• Exercise details:
Return the records that follow, matching each one exactly.

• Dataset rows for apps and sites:
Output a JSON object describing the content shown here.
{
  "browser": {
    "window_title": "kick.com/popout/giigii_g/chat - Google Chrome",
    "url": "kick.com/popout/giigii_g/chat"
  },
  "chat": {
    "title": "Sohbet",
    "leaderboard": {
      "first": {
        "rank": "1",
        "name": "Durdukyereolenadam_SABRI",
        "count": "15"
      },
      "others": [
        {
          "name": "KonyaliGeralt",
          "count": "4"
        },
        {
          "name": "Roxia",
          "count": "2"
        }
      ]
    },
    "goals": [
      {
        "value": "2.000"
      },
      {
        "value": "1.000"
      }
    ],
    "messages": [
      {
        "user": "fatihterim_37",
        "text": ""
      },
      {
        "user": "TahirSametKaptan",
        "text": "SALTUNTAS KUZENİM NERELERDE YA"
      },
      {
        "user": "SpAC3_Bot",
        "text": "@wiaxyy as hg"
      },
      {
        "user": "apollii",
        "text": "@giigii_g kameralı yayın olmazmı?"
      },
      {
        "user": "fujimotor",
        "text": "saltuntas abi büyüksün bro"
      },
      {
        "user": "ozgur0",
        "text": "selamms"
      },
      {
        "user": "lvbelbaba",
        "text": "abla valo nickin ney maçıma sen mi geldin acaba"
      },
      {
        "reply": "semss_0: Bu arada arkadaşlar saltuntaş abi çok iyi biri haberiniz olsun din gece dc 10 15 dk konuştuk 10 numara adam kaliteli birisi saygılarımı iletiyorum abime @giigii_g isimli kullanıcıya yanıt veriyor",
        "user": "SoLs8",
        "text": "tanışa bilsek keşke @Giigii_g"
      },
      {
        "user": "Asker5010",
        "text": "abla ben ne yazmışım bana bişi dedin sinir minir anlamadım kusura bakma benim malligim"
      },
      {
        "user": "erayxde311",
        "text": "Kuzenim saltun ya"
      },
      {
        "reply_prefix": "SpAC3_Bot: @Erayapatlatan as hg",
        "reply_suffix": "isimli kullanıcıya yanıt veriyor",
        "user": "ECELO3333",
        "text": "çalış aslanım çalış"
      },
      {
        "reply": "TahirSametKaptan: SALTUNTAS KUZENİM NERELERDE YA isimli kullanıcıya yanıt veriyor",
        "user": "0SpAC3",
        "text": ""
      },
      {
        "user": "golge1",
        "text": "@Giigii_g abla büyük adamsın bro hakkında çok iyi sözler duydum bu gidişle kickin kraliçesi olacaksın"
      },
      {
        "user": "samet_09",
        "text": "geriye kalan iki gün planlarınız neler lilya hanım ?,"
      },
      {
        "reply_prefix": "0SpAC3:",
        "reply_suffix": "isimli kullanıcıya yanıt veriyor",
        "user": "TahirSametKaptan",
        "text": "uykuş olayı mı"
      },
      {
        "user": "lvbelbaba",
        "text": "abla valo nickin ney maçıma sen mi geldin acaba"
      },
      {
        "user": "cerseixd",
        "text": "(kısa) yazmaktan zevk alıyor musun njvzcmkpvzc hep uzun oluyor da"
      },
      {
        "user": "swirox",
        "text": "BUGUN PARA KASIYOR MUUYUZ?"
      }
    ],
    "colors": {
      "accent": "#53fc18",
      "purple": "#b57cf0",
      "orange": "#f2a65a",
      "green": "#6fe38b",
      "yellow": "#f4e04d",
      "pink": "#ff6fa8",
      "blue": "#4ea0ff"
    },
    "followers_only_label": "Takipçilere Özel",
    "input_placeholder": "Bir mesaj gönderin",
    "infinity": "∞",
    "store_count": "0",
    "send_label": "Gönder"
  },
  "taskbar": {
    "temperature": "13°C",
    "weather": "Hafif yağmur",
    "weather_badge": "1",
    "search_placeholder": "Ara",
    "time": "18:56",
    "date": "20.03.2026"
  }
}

• Task solution:
Output a JSON object describing the content shown here.
{
  "browser": {
    "window_title": "kick.com/popout/giigii_g/chat - Google Chrome",
    "url": "kick.com/popout/giigii_g/chat"
  },
  "chat": {
    "title": "Sohbet",
    "leaderboard": {
      "first": {
        "rank": "1",
        "name": "Durdukyereolenadam_SABRI",
        "count": "15"
      },
      "others": [
        {
          "name": "KonyaliGeralt",
          "count": "4"
        },
        {
          "name": "Roxia",
          "count": "2"
        }
      ]
    },
    "goals": [
      {
        "value": "2.000"
      },
      {
        "value": "1.000"
      }
    ],
    "messages": [
      {
        "user": "fatihterim_37",
        "text": ""
      },
      {
        "user": "TahirSametKaptan",
        "text": "SALTUNTAS KUZENİM NERELERDE YA"
      },
      {
        "user": "SpAC3_Bot",
        "text": "@wiaxyy as hg"
      },
      {
        "user": "apollii",
        "text": "@giigii_g kameralı yayın olmazmı?"
      },
      {
        "user": "fujimotor",
        "text": "saltuntas abi büyüksün bro"
      },
      {
        "user": "ozgur0",
        "text": "selamms"
      },
      {
        "user": "lvbelbaba",
        "text": "abla valo nickin ney maçıma sen mi geldin acaba"
      },
      {
        "reply": "semss_0: Bu arada arkadaşlar saltuntaş abi çok iyi biri haberiniz olsun din gece dc 10 15 dk konuştuk 10 numara adam kaliteli birisi saygılarımı iletiyorum abime @giigii_g isimli kullanıcıya yanıt veriyor",
        "user": "SoLs8",
        "text": "tanışa bilsek keşke @Giigii_g"
      },
      {
        "user": "Asker5010",
        "text": "abla ben ne yazmışım bana bişi dedin sinir minir anlamadım kusura bakma benim malligim"
      },
      {
        "user": "erayxde311",
        "text": "Kuzenim saltun ya"
      },
      {
        "reply_prefix": "SpAC3_Bot: @Erayapatlatan as hg",
        "reply_suffix": "isimli kullanıcıya yanıt veriyor",
        "user": "ECELO3333",
        "text": "çalış aslanım çalış"
      },
      {
        "reply": "TahirSametKaptan: SALTUNTAS KUZENİM NERELERDE YA isimli kullanıcıya yanıt veriyor",
        "user": "0SpAC3",
        "text": ""
      },
      {
        "user": "golge1",
        "text": "@Giigii_g abla büyük adamsın bro hakkında çok iyi sözler duydum bu gidişle kickin kraliçesi olacaksın"
      },
      {
        "user": "samet_09",
        "text": "geriye kalan iki gün planlarınız neler lilya hanım ?,"
      },
      {
        "reply_prefix": "0SpAC3:",
        "reply_suffix": "isimli kullanıcıya yanıt veriyor",
        "user": "TahirSametKaptan",
        "text": "uykuş olayı mı"
      },
      {
        "user": "lvbelbaba",
        "text": "abla valo nickin ney maçıma sen mi geldin acaba"
      },
      {
        "user": "cerseixd",
        "text": "(kısa) yazmaktan zevk alıyor musun njvzcmkpvzc hep uzun oluyor da"
      },
      {
        "user": "swirox",
        "text": "BUGUN PARA KASIYOR MUUYUZ?"
      }
    ],
    "colors": {
      "accent": "#53fc18",
      "purple": "#b57cf0",
      "orange": "#f2a65a",
      "green": "#6fe38b",
      "yellow": "#f4e04d",
      "pink": "#ff6fa8",
      "blue": "#4ea0ff"
    },
    "followers_only_label": "Takipçilere Özel",
    "input_placeholder": "Bir mesaj gönderin",
    "infinity": "∞",
    "store_count": "0",
    "send_label": "Gönder"
  },
  "taskbar": {
    "temperature": "13°C",
    "weather": "Hafif yağmur",
    "weather_badge": "1",
    "search_placeholder": "Ara",
    "time": "18:56",
    "date": "20.03.2026"
  }
}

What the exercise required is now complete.